Entries from a dataset of interfaces
Start of Block

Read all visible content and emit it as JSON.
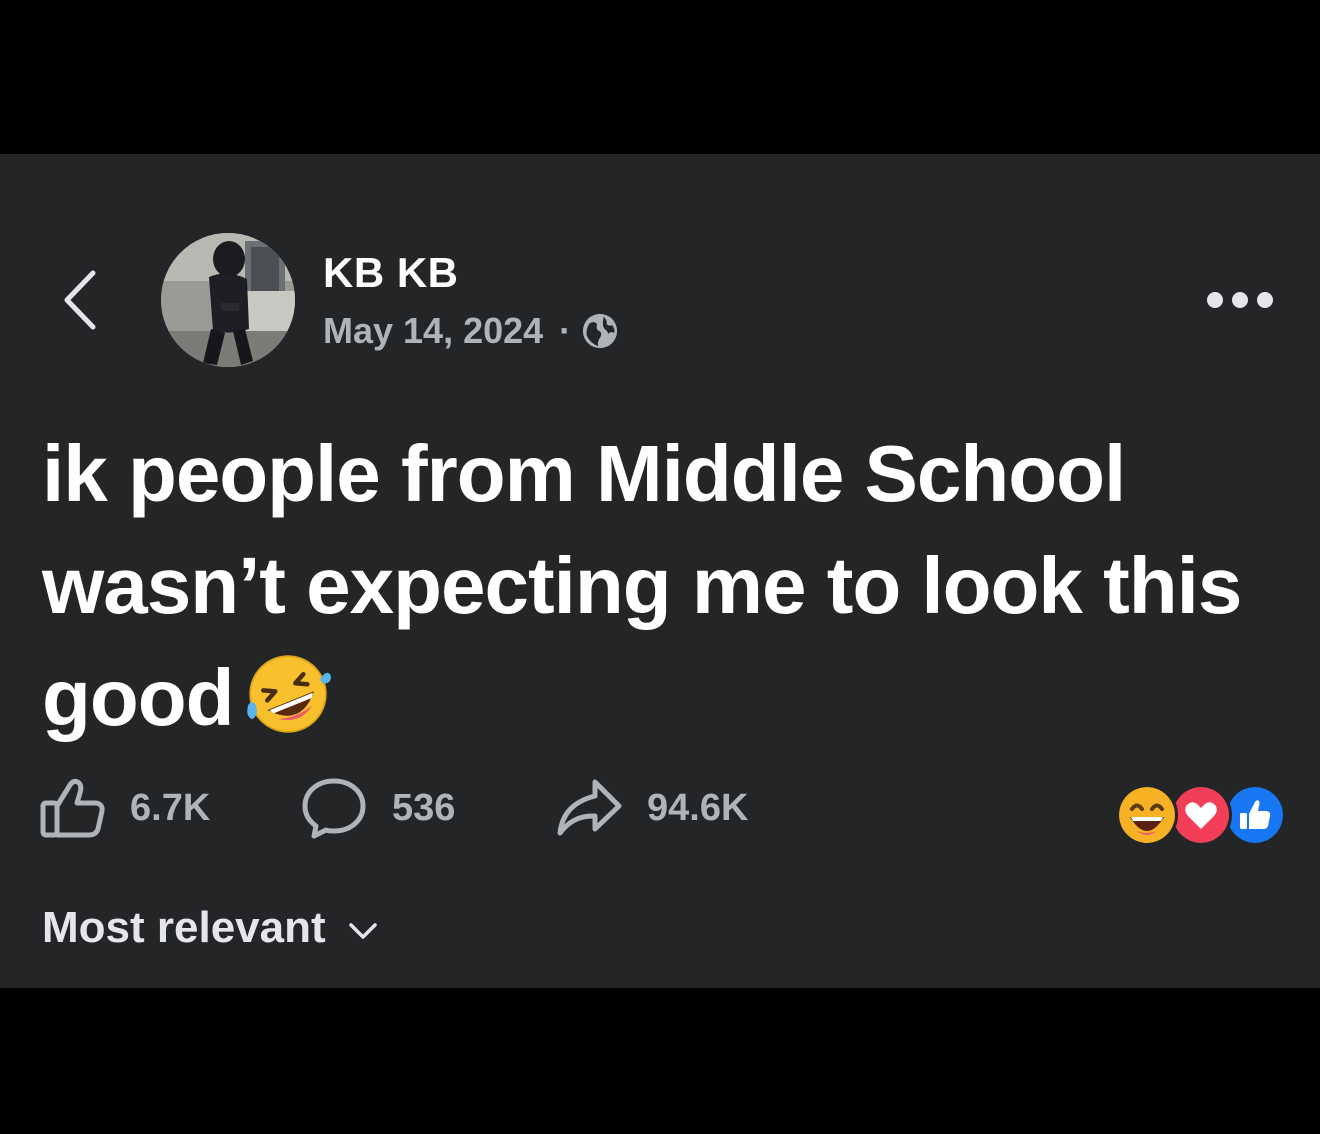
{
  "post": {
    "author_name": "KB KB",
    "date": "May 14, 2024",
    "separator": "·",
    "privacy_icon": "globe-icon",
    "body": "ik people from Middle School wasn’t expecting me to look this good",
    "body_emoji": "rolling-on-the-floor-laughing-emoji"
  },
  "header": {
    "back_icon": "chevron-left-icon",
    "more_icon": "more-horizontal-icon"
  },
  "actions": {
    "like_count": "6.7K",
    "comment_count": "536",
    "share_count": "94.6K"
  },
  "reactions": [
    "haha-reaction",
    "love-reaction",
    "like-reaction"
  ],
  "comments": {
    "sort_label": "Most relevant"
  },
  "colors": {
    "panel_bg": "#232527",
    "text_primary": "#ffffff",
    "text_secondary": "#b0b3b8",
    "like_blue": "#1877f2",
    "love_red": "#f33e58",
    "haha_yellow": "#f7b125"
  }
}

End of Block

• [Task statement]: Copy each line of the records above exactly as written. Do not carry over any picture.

• [Solution below]:
Read all visible content and emit it as JSON.
{
  "post": {
    "author_name": "KB KB",
    "date": "May 14, 2024",
    "separator": "·",
    "privacy_icon": "globe-icon",
    "body": "ik people from Middle School wasn’t expecting me to look this good",
    "body_emoji": "rolling-on-the-floor-laughing-emoji"
  },
  "header": {
    "back_icon": "chevron-left-icon",
    "more_icon": "more-horizontal-icon"
  },
  "actions": {
    "like_count": "6.7K",
    "comment_count": "536",
    "share_count": "94.6K"
  },
  "reactions": [
    "haha-reaction",
    "love-reaction",
    "like-reaction"
  ],
  "comments": {
    "sort_label": "Most relevant"
  },
  "colors": {
    "panel_bg": "#232527",
    "text_primary": "#ffffff",
    "text_secondary": "#b0b3b8",
    "like_blue": "#1877f2",
    "love_red": "#f33e58",
    "haha_yellow": "#f7b125"
  }
}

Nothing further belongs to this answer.